Ted Borman at The Miller Gallery
Ted Borman’s astonishing new paintings, Ghost Clouds, are his most evolved work to date. They manage to combine rich references to art history and to contemporary popular culture wittily, intelligently, and seamlessly. Selecting a deliberately faux-naif painting style, Borman’s work is reminiscent of other artists prone to radical reductionism and simplification, from Piero della Franscesca to John Marin and Milton Avery. This nod to neo-primitivism in the paintings equates to Borman’s desire to include as many in the viewing audience as possible, while suggesting that a mainstream painter can step outside tradition, and take the position of the “outsider.” That these paintings succeed is their greatest achievement.
Borman formally manages to have the paintings appear flat and dimensional concurrently. Many of the paintings achieve this formal duality, simplicity within complexity and complexity via simplicity. Dualities are of significant interest to Ted Borman.
Painting tree leaves as daubs or large planes of color also derives from the ideas of early modernism, a gold mine Borman’s work reminds us is still fresh and deep. All of these paintings are based on the landscape tradition of western painting, and the child-like playfulness, exuberance and sheer joy emanating within and from these paintings most remind me of the sylvan/pastoral world of Theodore Rousseau. Borman, like Rousseau, proposes scenes—tableaux vivrants, really—of earthly utopias, earthly delights, Paradise on Earth.
The Ghost Clouds paintings remind us both of the innocence of childhood and the psychological proximity of artistic creativity to unadulterated, pre-meditated childhood dreaminess and unencumbered creativity (Freud’s theories of creativity come immediately to mind in these paintings and their effect/affect on us taps into our neurological pleasure centers, as well as our psychological/intellectual ones). Concurrently, Borman speaks to the liberating freedom of the act of painting, of creating. By routinely intermingling animals roaming the landscape with humans frolicking nude and/or coupling, gorillas holding onto lollipop-like trees and numerous streams and rivers, the compositions include various paths and streams, implying life’s journeys, choices, and forays into human memory and freedom. The entire series seems predicated upon The Garden of Eden before The Fall. But their this-worldly presence demands that we posit the possibility of Paradise here and now. The paintings are thus nonreligious but are lyrically spiritual.
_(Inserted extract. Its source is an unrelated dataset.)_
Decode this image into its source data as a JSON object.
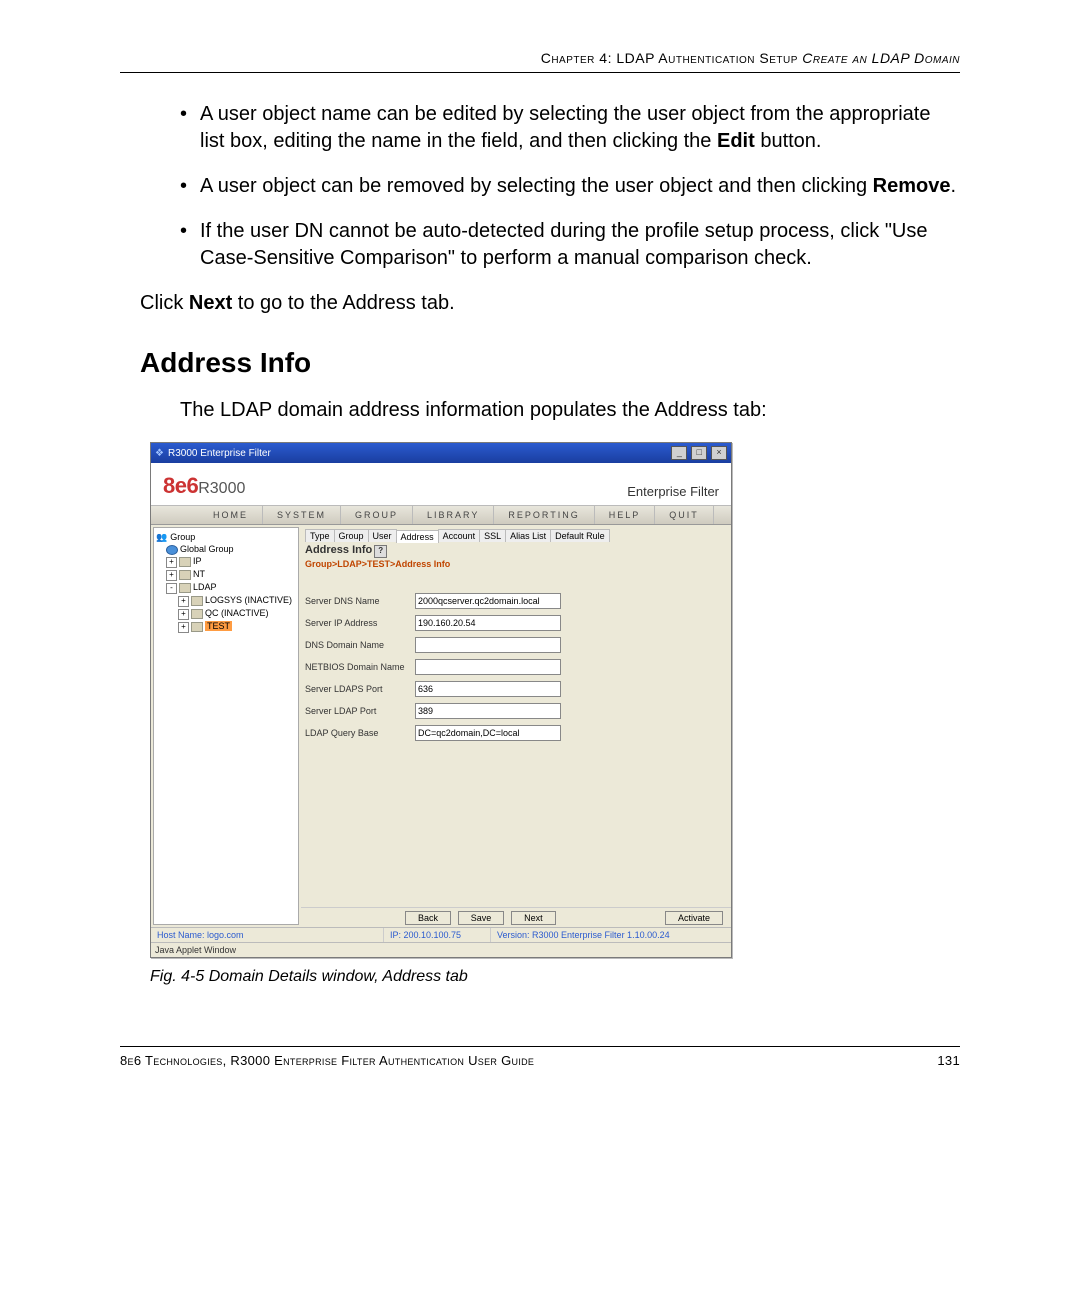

Borman’s Ghost Clouds also pay homage to artists and artistic styles which he most admires and which have clearly influenced his work. We see the thick painterly black linear qualities of German Expressionism, the Classical Italianate landscape and architecture of the Early Renaissance; heroes from the New York School (Abstract Expressionism); Cubism, particularly late Braque, the simplified trees of Soutine. Borman’s fascination with the late painter Bob Thompson liberated the work.
Borman’s palette seems much grander and bolder than it actually is: his compositional strengths and grand juxtapositions make the paintings seem enormous, implying an infinity of open space, felicity, joy. Although referencing and paying homage to tropes in Western Art History, the paintings’ flatness and overlapping narratives give them the more holistic, compositional approaches we associate with non-western culture. They would make wonderful tapestries; their theatricality reminds us of set designs, awaiting actors and dancers. Paintings exuding such optimism and hope are exceedingly rare in contemporary art. They remind us that art can be fun and erudite concurrently.
The numerous paths and streams which criss cross the paintings imply arduous workings and paths of the mind to get to this utopia. As in the best religious traditions, Borman suggests that, as we learn from the past and absorb and integrate many of its ideas, styles, and contributions, we would do well to acknowledge past greatness, and be able to simplify, as Zen koans and gardens do, that knowledge into the playful exuberance which Ted Borman has remarkably achieved in Ghost Clouds, his Epic poem of life.
editor’s note: This essay was commissioned by Ted Borman and The Miller Gallery for the one-person Borman exhibition opening there January 21.
– Daniel Brown